  Shrink: 100% done.

The error message starting with VizDiskLib is new to VMware Desktop 10 and can safely be ignored.

  • 3
    sdelete itself is not meant to shrink the vmdk size. It's used to turn all available free space into zeroes in preperation for the shrink operation. If you dont do this, deleted files and other orphaned data will still be present on the disk. VMWare tools won't always be able to reclaim the disk space still occupied by those files. Turning these "deleted files" into zeroes makes the disk space fully reclaimable when you run the shrinking tool. The reason you saw a increase in file size on the virtual disk is because sdelete fills up all available space it has with zeroes. Commented Jun 6, 2017 at 11:05
  • Thanks for clarifying this. Methinks that the tools could benefit from better naming and/or a one-line description of what the tool does when you run it.
    – Contango
    Commented Jun 9, 2017 at 8:52

Google-up Eraser 5.8.8 32-bit Works nicely even on Windows XP SP3!



I found that Simon's powershell script did exactly what you need, without the versioning problems of sdelete. (switches doing different things in different versions)

It had one problem, that cipher kept running, but I fixed that.

I further modified the script to cleanup the temp folder:

You will need to replace F:\ with your drive letter in both places.

Function CipherFreeSpace
    $cipherjob = @()
    $Job = start-job -ScriptBlock {cipher /w:F:\ }
    while ($cipherjob -notcontains "Writing 0xFF")
        Write-host "." -nonewline 
        Start-Sleep 2
        $cipherjob += $job | Receive-Job 
    Stop-Process -processname cipher
    Start-Sleep -s 3
    Remove-Item -recurse F:\EFSTMPWP
    $Job | Stop-Job | Remove-Job -Force

Why third party tools, when Windows already includes all you'll ever need, for "free" and as fast a it can ever be:

1) format X: /fs:XXXX /p:#, where X is the drive letter; XXXX is the file system,Yeither and # is the number of passes;

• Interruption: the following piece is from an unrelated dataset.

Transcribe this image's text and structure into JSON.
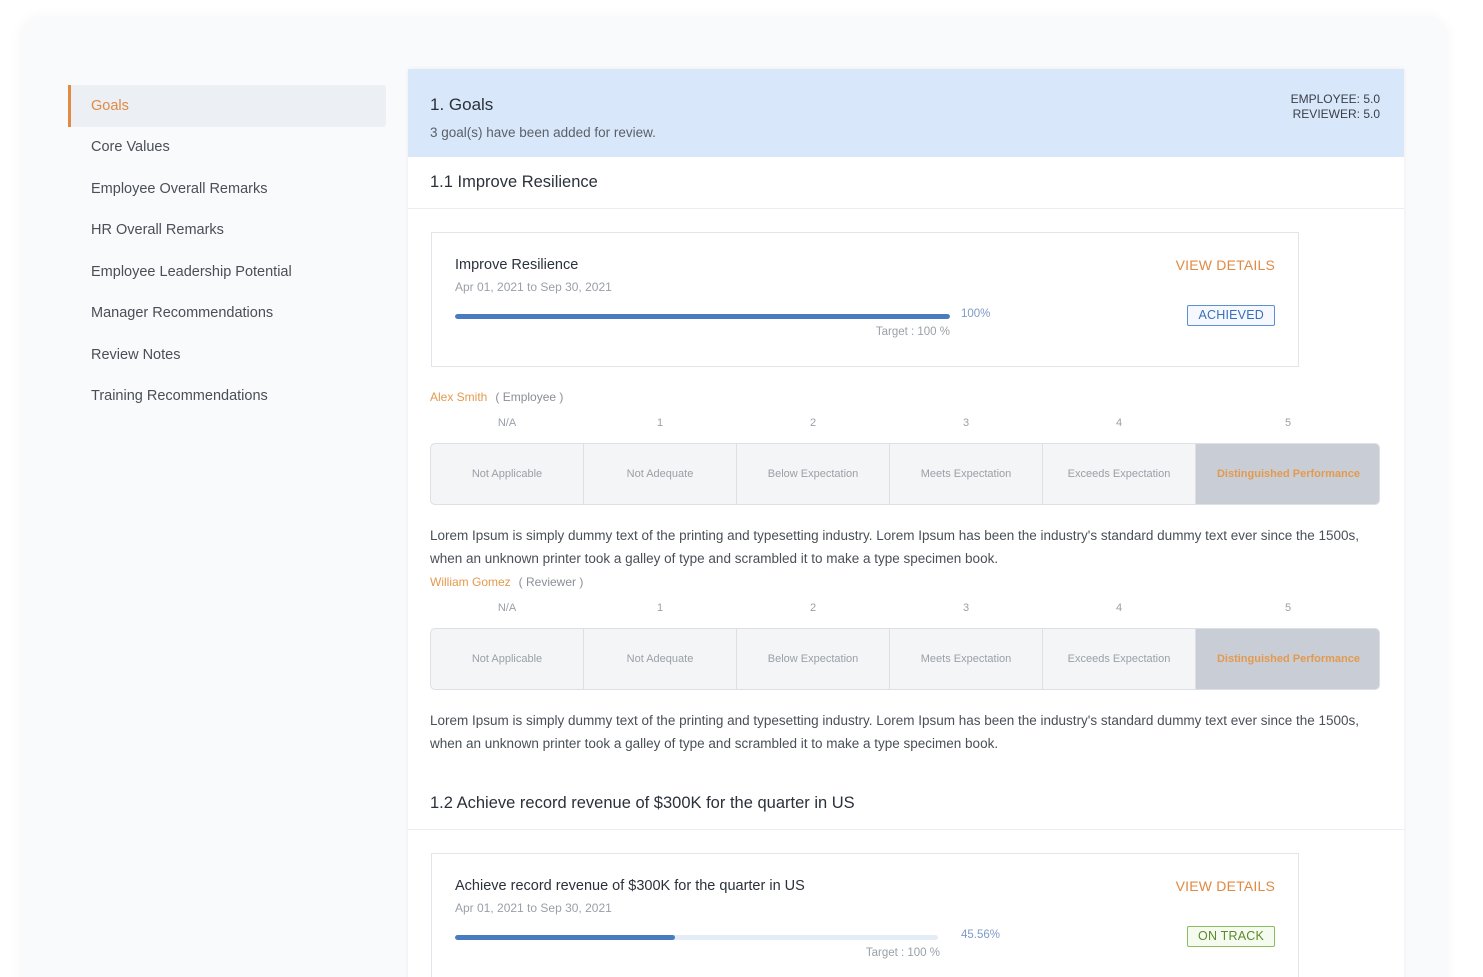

2) diskpart clean command: http://technet.microsoft.com/library/cc766465.aspx, http://support.microsoft.com/kb/300415;

Btw, you don't need more than a single pass, either - a claim otherwise is either outdated info for obsolete disk red/write strategies, people pushing products, paranoia driven, or bs passed on as "expert advice".

Edit: nvm, missed the free space part...

  • 1
    In many cases there are third party tools available that do good or better jobs, are easier to install or more reliable. But this is totally OT, the question was not about who writes it. Apart from this Microsoft aquired Sysinternals (who wrote SSDelete) because they were lightyears better than the builtin stuff. Just compare ProcessExplorer to the MS product "TaskManager" -1 for starting a flamewar Commented Jul 11, 2013 at 10:49
  • You missed the "open source" requirement in the question, did you? Commented Jul 11, 2013 at 10:50

You must log in to answer this question.

Not the answer you're looking for? Browse other questions tagged .